If you must use bored holes, use a "bust open anchor." This type of anchor opens by driving a pipe down over the rod. The anchor end then expands out into the soil. It expands and locks in to the fresh undisturbed soil. 

expandable guy anchor


Remember it is all about the soil the anchor is displacing, not the weight. My larger tower uses commercial anchors pulling a 6x4 foot (or larger) rebar re-enforced wall through the ground. We bored the anchor hole down into the wall so the wall pulls against undisturbed soil. To the right (your view) of the 100-pound dog is the trench for the wall. It was dug with a back-hoe at right angles to the anchor direction. You can imagine trying to pull that wall through undisturbed earth!

 concrete anchor for large tower

The anchor is hot-dipped galvanized channels  5/16 inch thick and 4 inches wide. TWO pieces are back-to-back. The other end (eight feet down) has three rebars through holes. The rebar runs the length of the wall.

heavy duty anchor with buried concrete



On lighter towers or smaller lines (under 12,000 pounds breaking) I use screw in anchors. I use an attachment with my tractors that will screw the anchor in. A good-biting anchor will almost twist the shaft while screwing in. If it turns  in easy that is a sign holding power might not be optimum. I use a minimum of a single six inch blade 66 inches deep. I have a jacking fixture we test the load with, and can pull at full pressure (ten tons) against a screw anchor without having it creep upwards. There is generally a small upward shift of a half inch or so that stops as the soil packs, but it won't creep out past that point.

guyline attachment to anchor eye


guyline grip must use thimbles


Here is how we solve creep in wet holes:

re-enforcing screw anchor in soft soil


When we hit a weak hole we back the anchor out a few feet. 

We bore a 12 inch hole at right angles to the anchor rod.

We screw the anchor back just past the hole into the wall edge.

We load the hole with a few sticks of heavy rebar making sure the rebar is against or near the anchor shaft.

We backfill with properly mixed bagged concrete.

Now the anchor blade has to drag a 12" diameter plug of concrete up through the undisturbed earth. I have a Rohn 55G loading two anchors that are in a very wet area with a few thousand pounds, and those anchors have not crept since being installed. They also did not jack out with the 10 ton test fixture.  Prior to the concrete I could pull the anchors up with 1000 pounds of guy tension!

I don't hesitate to use screw anchors except:

1.) I am leery of anything that screws in easily. It has been my experience what threads in easy pulls back up easy.

2.) I am mindful of saturated soils. Even sand has not been a problem, but wet clay seems to slide around the anchor.

3.) I over-pull to test anchors and look for creep. I even built a jacking fixture.
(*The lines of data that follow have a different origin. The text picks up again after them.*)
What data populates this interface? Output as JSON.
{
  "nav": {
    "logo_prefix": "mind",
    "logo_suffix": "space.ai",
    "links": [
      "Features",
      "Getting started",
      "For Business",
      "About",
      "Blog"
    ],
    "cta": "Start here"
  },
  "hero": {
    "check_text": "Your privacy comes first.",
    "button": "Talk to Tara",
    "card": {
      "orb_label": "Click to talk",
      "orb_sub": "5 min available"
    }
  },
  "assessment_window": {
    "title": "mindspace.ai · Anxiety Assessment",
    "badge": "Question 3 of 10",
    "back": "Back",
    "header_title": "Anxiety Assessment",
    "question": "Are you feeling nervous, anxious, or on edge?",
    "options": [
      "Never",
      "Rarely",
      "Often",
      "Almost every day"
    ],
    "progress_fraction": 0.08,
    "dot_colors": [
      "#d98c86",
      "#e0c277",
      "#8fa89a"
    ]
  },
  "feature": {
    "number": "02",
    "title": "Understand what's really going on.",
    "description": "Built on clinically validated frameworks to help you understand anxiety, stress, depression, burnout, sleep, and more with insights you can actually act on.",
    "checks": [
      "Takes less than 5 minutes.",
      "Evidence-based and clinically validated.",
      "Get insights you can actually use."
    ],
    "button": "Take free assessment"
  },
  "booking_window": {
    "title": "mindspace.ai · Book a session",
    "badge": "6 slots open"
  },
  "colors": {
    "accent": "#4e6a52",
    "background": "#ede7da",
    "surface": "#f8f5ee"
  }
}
4.) I mark anchors with paint at ground level so I can monitor for any movement, and I watch them the first few months.



Various Anchor Types


various guy anchor types
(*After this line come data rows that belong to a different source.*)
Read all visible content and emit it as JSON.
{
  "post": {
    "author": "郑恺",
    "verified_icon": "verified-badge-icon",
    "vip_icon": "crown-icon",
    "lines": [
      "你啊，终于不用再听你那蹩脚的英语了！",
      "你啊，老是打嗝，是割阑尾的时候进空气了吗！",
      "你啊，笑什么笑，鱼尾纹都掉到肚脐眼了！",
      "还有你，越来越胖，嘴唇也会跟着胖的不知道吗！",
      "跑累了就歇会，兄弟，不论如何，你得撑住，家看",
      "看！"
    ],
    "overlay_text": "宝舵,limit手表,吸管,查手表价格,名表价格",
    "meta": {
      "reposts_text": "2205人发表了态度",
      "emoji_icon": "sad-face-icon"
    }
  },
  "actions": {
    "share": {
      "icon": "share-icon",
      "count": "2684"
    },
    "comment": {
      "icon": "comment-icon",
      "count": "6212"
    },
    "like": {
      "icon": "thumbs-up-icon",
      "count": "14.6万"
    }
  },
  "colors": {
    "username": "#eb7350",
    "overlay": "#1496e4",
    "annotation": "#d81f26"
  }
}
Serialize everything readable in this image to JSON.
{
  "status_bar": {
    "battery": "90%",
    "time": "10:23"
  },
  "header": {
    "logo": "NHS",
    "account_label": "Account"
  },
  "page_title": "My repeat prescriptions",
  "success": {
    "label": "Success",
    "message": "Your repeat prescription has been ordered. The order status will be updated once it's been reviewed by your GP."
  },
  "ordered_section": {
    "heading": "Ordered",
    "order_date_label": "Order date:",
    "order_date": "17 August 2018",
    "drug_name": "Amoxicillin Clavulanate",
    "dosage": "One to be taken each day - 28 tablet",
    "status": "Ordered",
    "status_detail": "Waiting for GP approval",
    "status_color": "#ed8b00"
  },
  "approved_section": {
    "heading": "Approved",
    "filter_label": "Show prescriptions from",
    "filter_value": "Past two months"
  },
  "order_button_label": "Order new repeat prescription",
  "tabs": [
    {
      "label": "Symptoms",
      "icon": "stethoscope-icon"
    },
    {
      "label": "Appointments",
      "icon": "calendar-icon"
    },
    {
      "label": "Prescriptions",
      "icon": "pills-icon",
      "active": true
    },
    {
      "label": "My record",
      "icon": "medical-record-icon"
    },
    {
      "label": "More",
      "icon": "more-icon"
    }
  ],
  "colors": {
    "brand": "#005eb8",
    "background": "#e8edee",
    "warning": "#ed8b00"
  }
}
Above, a pile of assorted anchors.


screw anchor expandable anchor

Above right, an expandable (bust-open) anchor. This type requires a deep drilled hole. It is "busted open" or expanded with a pipe slid down over over the rod. This type of anchor is well-suited to problematic soils. A screw anchor like the one on the left works great in my dense clay soil, not budging when jacked with a 10-ton jack.


screw anchor Rohn anchor
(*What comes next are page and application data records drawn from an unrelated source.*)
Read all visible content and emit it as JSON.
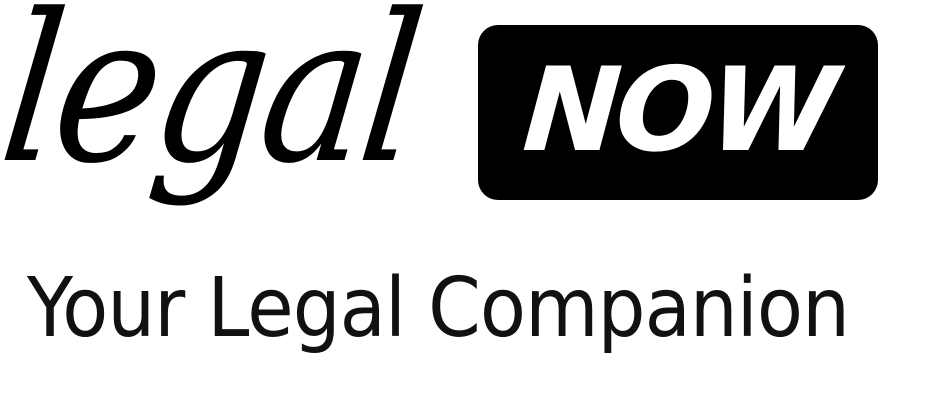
{
  "logo": {
    "script_word": "legal",
    "boxed_word": "NOW",
    "tagline": "Your Legal Companion"
  },
  "colors": {
    "primary": "#000000",
    "background": "#ffffff",
    "box_text": "#ffffff"
  }
}
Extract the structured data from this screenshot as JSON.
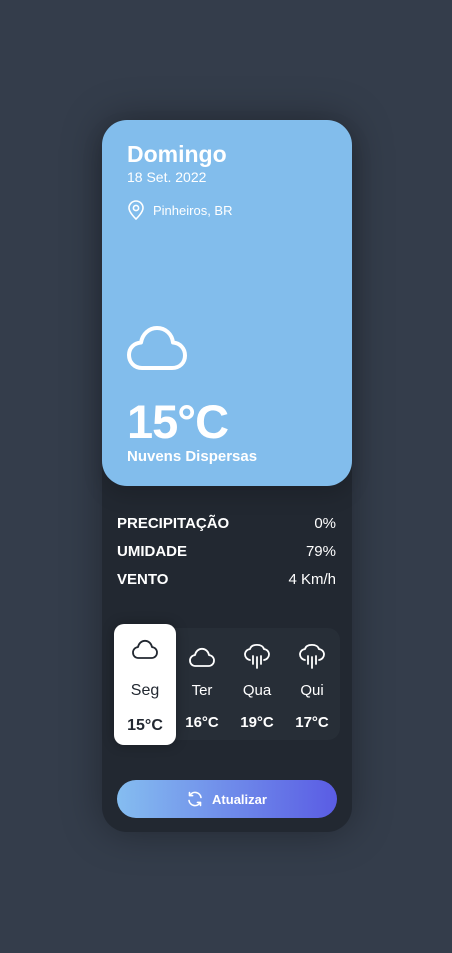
{
  "hero": {
    "day": "Domingo",
    "date": "18 Set. 2022",
    "location": "Pinheiros, BR",
    "location_icon": "map-pin-icon",
    "weather_icon": "cloud-icon",
    "temperature": "15°C",
    "description": "Nuvens Dispersas"
  },
  "stats": [
    {
      "label": "PRECIPITAÇÃO",
      "value": "0%"
    },
    {
      "label": "UMIDADE",
      "value": "79%"
    },
    {
      "label": "VENTO",
      "value": "4 Km/h"
    }
  ],
  "week": [
    {
      "day": "Seg",
      "temp": "15°C",
      "icon": "cloud-icon",
      "active": true
    },
    {
      "day": "Ter",
      "temp": "16°C",
      "icon": "cloud-icon",
      "active": false
    },
    {
      "day": "Qua",
      "temp": "19°C",
      "icon": "cloud-rain-icon",
      "active": false
    },
    {
      "day": "Qui",
      "temp": "17°C",
      "icon": "cloud-rain-icon",
      "active": false
    }
  ],
  "button": {
    "label": "Atualizar",
    "icon": "refresh-icon"
  },
  "colors": {
    "background": "#343d4b",
    "card": "#222831",
    "hero": "#82bdec",
    "button_gradient_start": "#85bdf0",
    "button_gradient_end": "#5a5ce4"
  }
}
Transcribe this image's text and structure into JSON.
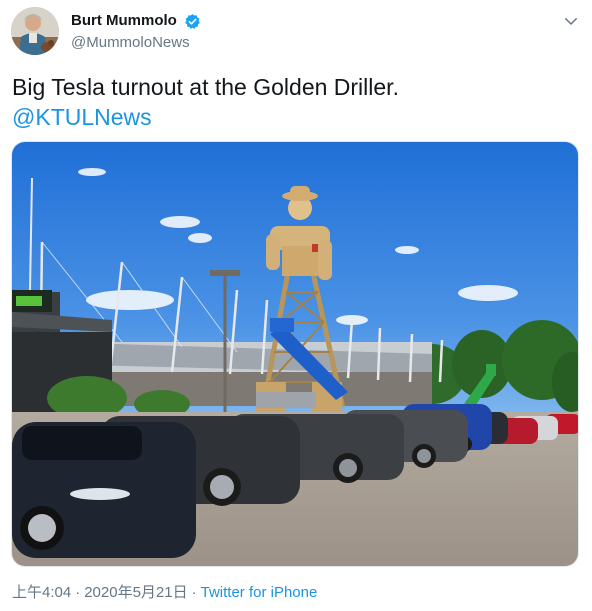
{
  "author": {
    "display_name": "Burt Mummolo",
    "handle": "@MummoloNews",
    "verified": true
  },
  "icons": {
    "verified": "verified-badge-icon",
    "more": "chevron-down-icon"
  },
  "tweet": {
    "text": "Big Tesla turnout at the Golden Driller.",
    "mention": "@KTULNews"
  },
  "meta": {
    "time": "上午4:04",
    "separator": "·",
    "date": "2020年5月21日",
    "source": "Twitter for iPhone"
  },
  "colors": {
    "link": "#1b95e0",
    "secondary_text": "#657786",
    "verified": "#1da1f2"
  }
}
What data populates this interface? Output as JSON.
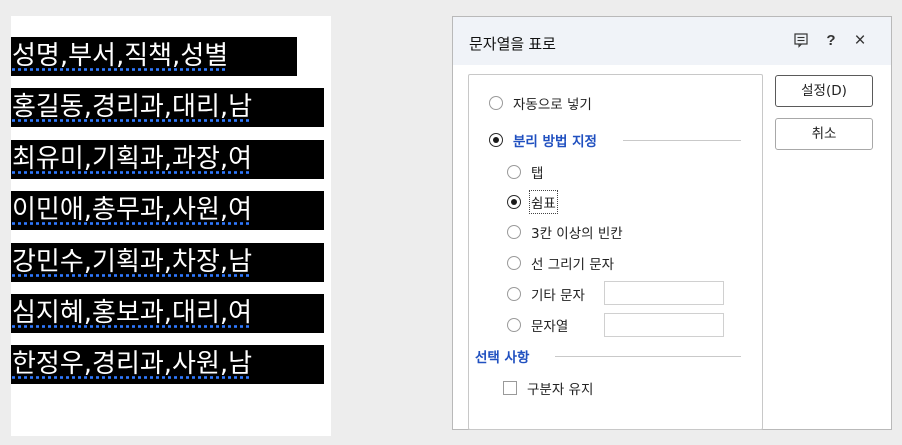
{
  "document": {
    "lines": [
      "성명,부서,직책,성별",
      "홍길동,경리과,대리,남",
      "최유미,기획과,과장,여",
      "이민애,총무과,사원,여",
      "강민수,기획과,차장,남",
      "심지혜,홍보과,대리,여",
      "한정우,경리과,사원,남"
    ]
  },
  "dialog": {
    "title": "문자열을 표로",
    "icons": [
      "memo-icon",
      "help-icon",
      "close-icon"
    ],
    "help_glyph": "?",
    "close_glyph": "×",
    "auto_fill_label": "자동으로 넣기",
    "separator_section_label": "분리 방법 지정",
    "options": {
      "tab": "탭",
      "comma": "쉼표",
      "spaces": "3칸 이상의 빈칸",
      "line_char": "선 그리기 문자",
      "other_char": "기타 문자",
      "string": "문자열"
    },
    "selected_separator": "comma",
    "other_char_value": "",
    "string_value": "",
    "choices_section_label": "선택 사항",
    "keep_separator_label": "구분자 유지",
    "keep_separator_checked": false,
    "ok_label": "설정(D)",
    "cancel_label": "취소"
  }
}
The Rohn anchor on the right requires a backhoe for installing the concrete and rebar.  They also require an equalizer plate.

Screw-in anchor.

screw anchor Joslyn J6526WCA